What are Pacific Century's main products?

Andrew Yang: Pacific Century Insurance is a life company. We sell traditional life products, mainly whole life, endowments and term insurance. We also have some unit-linked products.

How do you view unit-linked products?

I personally am not for this product. I believe that insurance companies should concentrate on the insurance business, which is selling guaranteed products, providing protection for our clients. Investment-linked products are investments which should be left to fund managers and banks. When insurance companies start selling linked products I think they are moving in the wrong direction.

Insurance companies should not only look at the top-line. We should look at our core business, and at what is our purpose in selling policies. We sell policies that are for protection, not investment.

What prompted you to have unit-linked products at all?

There were so many requests from the agency force that we felt we had to provide these products. We had to show our support for agents and clients. Our unit-linked products were well received by agents and their clients, but I personally try not to push these products.
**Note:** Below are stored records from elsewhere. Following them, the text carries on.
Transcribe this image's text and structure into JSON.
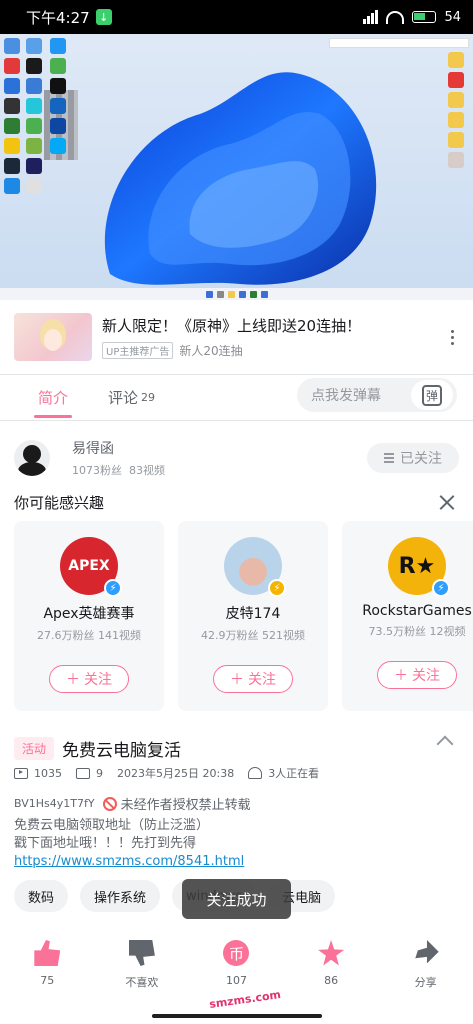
{
  "status_bar": {
    "time": "下午4:27",
    "battery": "54"
  },
  "ad": {
    "title": "新人限定！《原神》上线即送20连抽！",
    "badge": "UP主推荐广告",
    "subtitle": "新人20连抽"
  },
  "tabs": [
    {
      "label": "简介",
      "count": ""
    },
    {
      "label": "评论",
      "count": "29"
    }
  ],
  "danmu": {
    "placeholder": "点我发弹幕",
    "button": "弹"
  },
  "uploader": {
    "name": "易得函",
    "fans": "1073粉丝",
    "videos": "83视频",
    "follow_state": "已关注"
  },
  "suggestions": {
    "title": "你可能感兴趣",
    "follow_label": "关注",
    "cards": [
      {
        "name": "Apex英雄赛事",
        "fans": "27.6万粉丝",
        "videos": "141视频",
        "avatar_text": "APEX",
        "avatar_color": "#d8262f",
        "badge_color": "#2e9fff"
      },
      {
        "name": "皮特174",
        "fans": "42.9万粉丝",
        "videos": "521视频",
        "avatar_text": "",
        "avatar_color": "#b9d3ea",
        "badge_color": "#f4b400"
      },
      {
        "name": "RockstarGames",
        "fans": "73.5万粉丝",
        "videos": "12视频",
        "avatar_text": "R★",
        "avatar_color": "#f3b30a",
        "badge_color": "#2e9fff"
      }
    ]
  },
  "video_info": {
    "activity_tag": "活动",
    "title": "免费云电脑复活",
    "plays": "1035",
    "danmaku": "9",
    "date": "2023年5月25日 20:38",
    "watching": "3人正在看",
    "bvid": "BV1Hs4y1T7fY",
    "copyright": "未经作者授权禁止转载",
    "desc_lines": [
      "免费云电脑领取地址（防止泛滥）",
      "戳下面地址哦！！！先打到先得"
    ],
    "link": "https://www.smzms.com/8541.html"
  },
  "tags": [
    "数码",
    "操作系统",
    "windows",
    "云电脑"
  ],
  "toast": "关注成功",
  "actions": [
    {
      "label": "75",
      "icon": "thumbs-up-icon"
    },
    {
      "label": "不喜欢",
      "icon": "thumbs-down-icon"
    },
    {
      "label": "107",
      "icon": "coin-icon"
    },
    {
      "label": "86",
      "icon": "star-icon"
    },
    {
      "label": "分享",
      "icon": "share-icon"
    }
  ],
  "watermark": "smzms.com",
  "colors": {
    "accent": "#fb7299",
    "link": "#178bcf",
    "statusbar": "#000000"
  }
}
Will you continue to focus mainly on the traditional area of insurance?

I still believe there's plenty of room for expansion of the insurance market in Hong Kong. If you look at the percentage of insured in the population, Hong Kong is not the highest in the region. So I think there is room for growth over the next few years. 

How do you view the increasing professionalism of the agency forces?

I think it has gone too far, although the government has already agreed to reduce the requirements. If one talks to the general public about professionalism and learning more, the response is always that it's good. But in actual life, education and examination often has little to do with selling. Some kind of regulation in terms of licensing and examination is fine, but they have made it too complicated. Some sort of examination and licensing is a good thing, but you have to get it right.

The title of CFP, LUA or whatever, bewitches some agents. They spend a lot of time studying and so forth. This is vanity and not practical. Their practical job is selling. They have to sit round and think about the reason for their joining this business. If they really want to study they can go and do so, but their job as agents is to sell.

Who do you see as your main competitors in the market?

Actually there's no prime competitor. Every agent has his or her own market. No matter what company you work for, or whatever the economy is doing, it depends on the agents themselves. Our target market is very broad. It depends on the clients of our agents. Our lowest premium is only a couple of hundred dollars a month, right up a few hundred thousand a year.

Are you looking to expand the range of your products?

We have a comprehensive range as it is, although we might consider new products as the market changes.

Are you looking to expand geographically in Asia?

The first place we would look to expand, if we get the chance, is China. We do have three representative offices, in Shanghai, Beijing and Guangzhou. So we can't yet do any business, but it is required to have the representative office before you get a license to operate. Hopefully we will get the license soon, but we don't know when.